What do you do? This is another aspect of full-time van living that requires adaptability and resilience.
Weather conditions can change quickly and unexpectedly, but as long as you have some basic precautions in place (like waterproofing your windows and investing in some good rain gear), then it doesn't have to ruin your trip. Plus, there's something oddly satisfying about snuggling up inside your cosy little van during a storm - listening to the raindrops patter against the roof while sipping hot cocoa.
Financial struggles or unexpected expenses
Let's be real: full-time van living isn't always a cheap lifestyle. There are upfront costs like buying or converting a van, and ongoing expenses like gas, maintenance, and campground fees.
And then there are unexpected expenses - like when your solar panel stops working or your water tank springs a leak. But here's the thing: unexpected expenses happen no matter what kind of lifestyle you lead.
And at least with van living, you have more control over your spending. You can choose how much to spend on gas, where to park for free, and how often to eat out.
It's all about budgeting and balancing your priorities. So yes, there may be financial struggles along the way - but for me personally, the freedom and adventure that comes with full-time van living is worth every penny.
The Van Life is Not for Everyone
Let's face it, not everyone is cut out for full-time van living. It requires a certain level of adaptability and resourcefulness that not everyone possesses.
Additionally, the lack of stability and routine can be unsettling for some people. That being said, if you are someone who craves adventure and values experiences over possessions, then van life could be the lifestyle change you've been looking for.
The Environmental Impact of Van Life
Van life often promotes a minimalist lifestyle which can have significant environmental benefits. Living in a smaller space means consuming fewer resources such as electricity and water.
Additionally, many van dwellers choose to incorporate sustainable practices into their lifestyle such as composting and using solar panels for energy. However, it is important to acknowledge that van life also has its negative impact on the environment such as driving long distances which contributes to carbon emissions.
Embracing Unconventional Lifestyles
The rise of full-time van living represents a shift away from traditional societal norms about what constitutes a successful and fulfilling life. It challenges the idea that homeownership or material possessions are necessary components of happiness. By choosing to live in unconventional ways, people are redefining what success looks like in their own lives.

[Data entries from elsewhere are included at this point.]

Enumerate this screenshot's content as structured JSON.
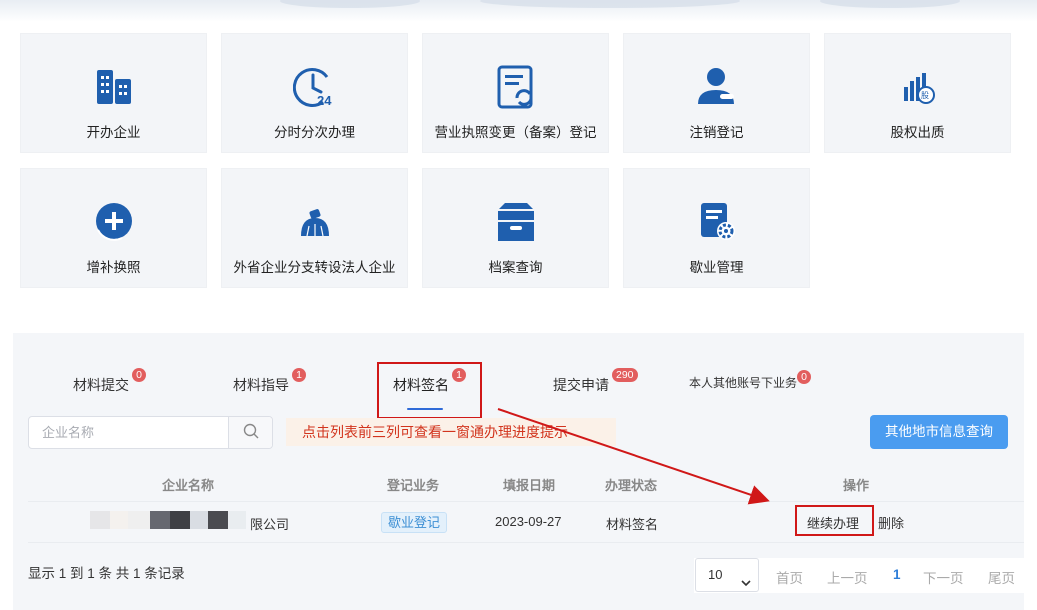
{
  "tiles": [
    {
      "label": "开办企业",
      "icon": "building-icon"
    },
    {
      "label": "分时分次办理",
      "icon": "clock-24-icon"
    },
    {
      "label": "营业执照变更（备案）登记",
      "icon": "document-refresh-icon"
    },
    {
      "label": "注销登记",
      "icon": "user-minus-icon"
    },
    {
      "label": "股权出质",
      "icon": "equity-chart-icon"
    },
    {
      "label": "增补换照",
      "icon": "add-circle-icon"
    },
    {
      "label": "外省企业分支转设法人企业",
      "icon": "branch-dome-icon"
    },
    {
      "label": "档案查询",
      "icon": "archive-box-icon"
    },
    {
      "label": "歇业管理",
      "icon": "document-gear-icon"
    }
  ],
  "tabs": [
    {
      "label": "材料提交",
      "count": "0"
    },
    {
      "label": "材料指导",
      "count": "1"
    },
    {
      "label": "材料签名",
      "count": "1"
    },
    {
      "label": "提交申请",
      "count": "290"
    },
    {
      "label": "本人其他账号下业务",
      "count": "0"
    }
  ],
  "search": {
    "placeholder": "企业名称"
  },
  "tip": "点击列表前三列可查看一窗通办理进度提示",
  "other_button": "其他地市信息查询",
  "table": {
    "headers": {
      "company": "企业名称",
      "business": "登记业务",
      "date": "填报日期",
      "status": "办理状态",
      "action": "操作"
    },
    "rows": [
      {
        "company_suffix": "限公司",
        "business": "歇业登记",
        "date": "2023-09-27",
        "status": "材料签名",
        "continue": "继续办理",
        "delete": "删除"
      }
    ]
  },
  "footer": {
    "summary": "显示 1 到 1 条 共 1 条记录"
  },
  "pagination": {
    "page_size": "10",
    "first": "首页",
    "prev": "上一页",
    "current": "1",
    "next": "下一页",
    "last": "尾页"
  },
  "colors": {
    "accent": "#2f6bd8",
    "icon_blue": "#1f5fae",
    "badge": "#e25e5e",
    "highlight_red": "#d01818",
    "button_blue": "#4a9cf0"
  }
}
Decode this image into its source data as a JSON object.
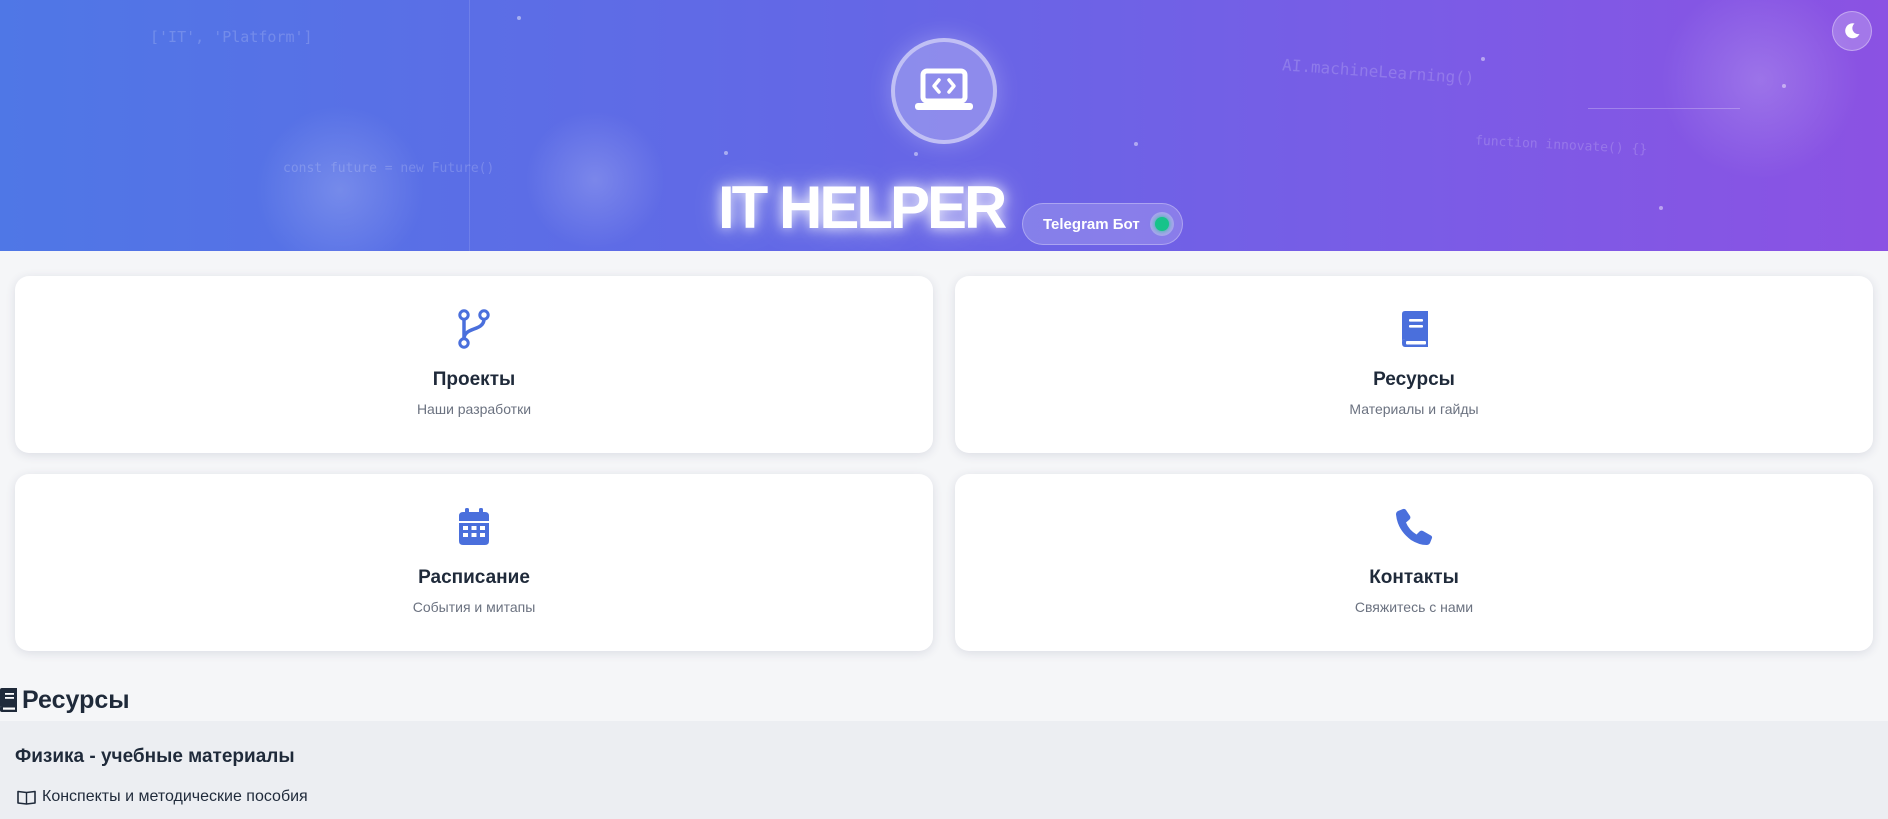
{
  "hero": {
    "brand": "IT HELPER",
    "telegram_badge": "Telegram Бот",
    "code_snippets": [
      "['IT', 'Platform']",
      "AI.machineLearning()",
      "function innovate() {}",
      "const future = new Future()"
    ],
    "logo_icon": "laptop-code-icon",
    "theme_toggle_icon": "moon-icon"
  },
  "cards": [
    {
      "title": "Проекты",
      "subtitle": "Наши разработки",
      "icon": "code-branch-icon"
    },
    {
      "title": "Ресурсы",
      "subtitle": "Материалы и гайды",
      "icon": "book-icon"
    },
    {
      "title": "Расписание",
      "subtitle": "События и митапы",
      "icon": "calendar-icon"
    },
    {
      "title": "Контакты",
      "subtitle": "Свяжитесь с нами",
      "icon": "phone-icon"
    }
  ],
  "resources": {
    "heading": "Ресурсы",
    "panel_title": "Физика - учебные материалы",
    "item": "Конспекты и методические пособия"
  },
  "colors": {
    "accent": "#4a6fdc",
    "hero_start": "#4f77e6",
    "hero_end": "#8b52e3",
    "online": "#17c38a"
  }
}
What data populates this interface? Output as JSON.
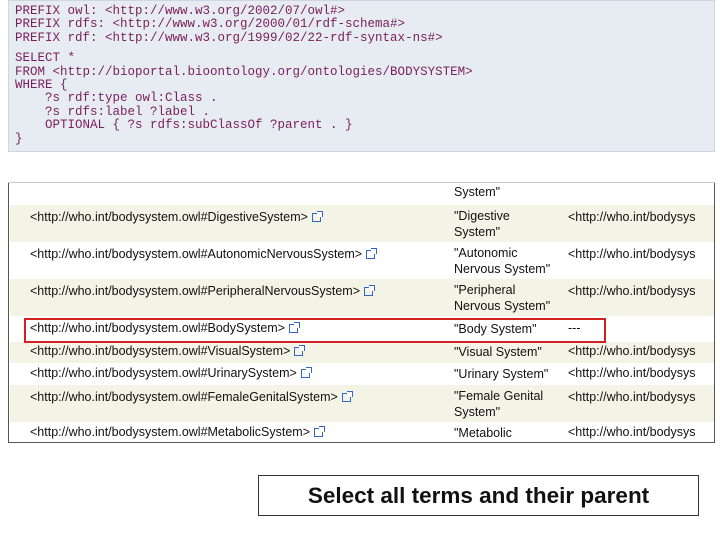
{
  "query": {
    "lines": [
      "PREFIX owl: <http://www.w3.org/2002/07/owl#>",
      "PREFIX rdfs: <http://www.w3.org/2000/01/rdf-schema#>",
      "PREFIX rdf: <http://www.w3.org/1999/02/22-rdf-syntax-ns#>",
      "",
      "SELECT *",
      "FROM <http://bioportal.bioontology.org/ontologies/BODYSYSTEM>",
      "WHERE {",
      "    ?s rdf:type owl:Class .",
      "    ?s rdfs:label ?label .",
      "    OPTIONAL { ?s rdfs:subClassOf ?parent . }",
      "}"
    ]
  },
  "results": {
    "partial_top_label": "System\"",
    "rows": [
      {
        "s": "<http://who.int/bodysystem.owl#DigestiveSystem>",
        "label1": "\"Digestive",
        "label2": "System\"",
        "parent": "<http://who.int/bodysys"
      },
      {
        "s": "<http://who.int/bodysystem.owl#AutonomicNervousSystem>",
        "label1": "\"Autonomic",
        "label2": "Nervous System\"",
        "parent": "<http://who.int/bodysys"
      },
      {
        "s": "<http://who.int/bodysystem.owl#PeripheralNervousSystem>",
        "label1": "\"Peripheral",
        "label2": "Nervous System\"",
        "parent": "<http://who.int/bodysys"
      },
      {
        "s": "<http://who.int/bodysystem.owl#BodySystem>",
        "label1": "\"Body System\"",
        "label2": "",
        "parent": "---"
      },
      {
        "s": "<http://who.int/bodysystem.owl#VisualSystem>",
        "label1": "\"Visual System\"",
        "label2": "",
        "parent": "<http://who.int/bodysys"
      },
      {
        "s": "<http://who.int/bodysystem.owl#UrinarySystem>",
        "label1": "\"Urinary System\"",
        "label2": "",
        "parent": "<http://who.int/bodysys"
      },
      {
        "s": "<http://who.int/bodysystem.owl#FemaleGenitalSystem>",
        "label1": "\"Female Genital",
        "label2": "System\"",
        "parent": "<http://who.int/bodysys"
      },
      {
        "s": "<http://who.int/bodysystem.owl#MetabolicSystem>",
        "label1": "\"Metabolic",
        "label2": "",
        "parent": "<http://who.int/bodysys"
      }
    ]
  },
  "caption": "Select all terms and their parent"
}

This shift towards valuing experiences over material possessions is an encouraging trend that offers hope for a more sustainable future. Transitioning to full-time van living is an emotional journey that requires adaptability and resourcefulness.
While it's not for everyone, those who embrace this lifestyle change can reap numerous benefits including a more minimalist and environmentally conscious way of living. Furthermore, by choosing unconventional lifestyles we are challenging traditional societal norms about what constitutes success while also promoting experiential fulfilment rather than materialistic satisfaction.